Americans think that the legacy of MLK is still relevant, though opinions are divided on how good race relations actually are.
(Week of August 26, 2013) As the country reflects on the 50th anniversary of the 1963 March on Washington and Dr. Martin Luther King’s famous “I Have a Dream” speech, Americans see progress made, but there is some way yet to travel. In the latest Economist/YouGov Poll, most Americans – black and white – still see racism as a problem, even as they agree that things are far better than they were in Dr. King’s time.
Dr. King – and the speech itself – are admired. By more than two to one, Americans believe the “I Have a Dream” speech is still relevant today – and to all generations.
On this, whites and blacks agree.
However one in five say they know nothing about the March – and age matters here. Three in ten of those under the age of 30 (who were not alive in 1963) say they know nothing about the March, as do 22% of those between 30 and 44. Just 6% of those 65 and older (who were at least teenagers in 1963) claim to know nothing.
Two out of three Americans believe race relations have improved since Dr. King’s time, and just 11% believe they are worse now. Still, there has been a ten-point drop since 2011 in those who think things have improved from the way they were in the 1960’s. In August, 2011, at the time of the dedication of the King Memorial in Washington, DC, 77% believed race relations were better than they were in the 1960’s.
Three in four Americans say the protest marches King led in the 1960’s sped up civil rights. That is even higher than the 67% who thought that in 1973, ten years after the March.
Despite these positive assessments, many Americans see much more that needs to be done. One in four say a “great deal” of Dr. King’s dream has been fulfilled, but others think there is yet more to do. African-Americans see more work to be done than whites do.
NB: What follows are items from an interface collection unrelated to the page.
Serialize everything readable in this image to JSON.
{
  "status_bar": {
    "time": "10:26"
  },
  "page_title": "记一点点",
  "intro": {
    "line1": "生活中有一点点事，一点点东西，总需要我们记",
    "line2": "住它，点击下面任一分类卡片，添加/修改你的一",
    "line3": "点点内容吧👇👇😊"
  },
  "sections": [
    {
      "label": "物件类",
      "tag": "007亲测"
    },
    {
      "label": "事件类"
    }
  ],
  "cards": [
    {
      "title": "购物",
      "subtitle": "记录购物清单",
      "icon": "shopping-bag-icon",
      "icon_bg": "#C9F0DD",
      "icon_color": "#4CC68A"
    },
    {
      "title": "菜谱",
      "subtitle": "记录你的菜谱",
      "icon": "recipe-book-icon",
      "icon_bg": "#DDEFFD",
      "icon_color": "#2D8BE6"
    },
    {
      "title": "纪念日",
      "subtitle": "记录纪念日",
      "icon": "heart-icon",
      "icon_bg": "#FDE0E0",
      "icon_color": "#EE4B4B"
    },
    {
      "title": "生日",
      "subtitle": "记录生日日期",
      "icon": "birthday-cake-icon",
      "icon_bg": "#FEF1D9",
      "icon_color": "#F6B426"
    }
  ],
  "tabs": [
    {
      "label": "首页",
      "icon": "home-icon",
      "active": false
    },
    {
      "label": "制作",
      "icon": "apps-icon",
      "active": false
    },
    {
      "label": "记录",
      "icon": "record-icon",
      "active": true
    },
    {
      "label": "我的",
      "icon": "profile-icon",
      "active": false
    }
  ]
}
That racial difference extends to the overall perception of race relations nationally. A majority of Americans describe race relations as “good,” but there is a ten-point gap in the perceptions of whites and blacks. Whites see race relations as good by an 16-point margin, while a majority of blacks describe them as bad.
Americans still may be reacting to the publicity surrounding the Florida shooting of a black teenager, Trayvon Martin, and the acquittal of neighborhood watch volunteer George Zimmerman for that shooting. Two years ago, even more whites – and a majority of African-Americans – described race relations positively. Attitudes are affected, at least in the short term, for a time after racially-charged events. The percentage describing race relations as “good” dropped to an all-time low of 25% in a 1992 CBS News Poll, just after the acquittal of white Los Angeles police officers charged in the beating of Rodney King, a black man. The first time a majority of African-Americans described race relations as “good” came just after the inauguration of Barack Obama as the country’s first black President. African-Americans no longer do.
As for current perception of the first black President’s impact on race relations, many see no change – and many think things have gotten worse. That is particularly true of white Americans, 45% of whom say race relations have gotten worse since Barack Obama became President. Nearly a third of blacks also agree.
Two years ago, the public assessed the previous two years somewhat less negatively. Just 30% then believed race relations had gotten worse since Barack Obama became President.
Both whites and blacks agree there is still more work to do. Perhaps not just for African-Americans, but for other groups as well. Majorities of whites and blacks agree that racism is still at least somewhat of a problem, though just 25% overall say it is a big problem today. Still that is up from 16% two years ago.
Both whites and blacks are more likely now than they were two years ago to see racism as a big problem. Blacks are twice as likely as whites to say that. Blacks are also more likely than whites to see discrimination against other groups as well. Overall, however, most Americans agree there is at least a fair amount of discrimination against Arab Americans, Mexican Americans, Muslim, and LGBT people, as well as against African-Americans.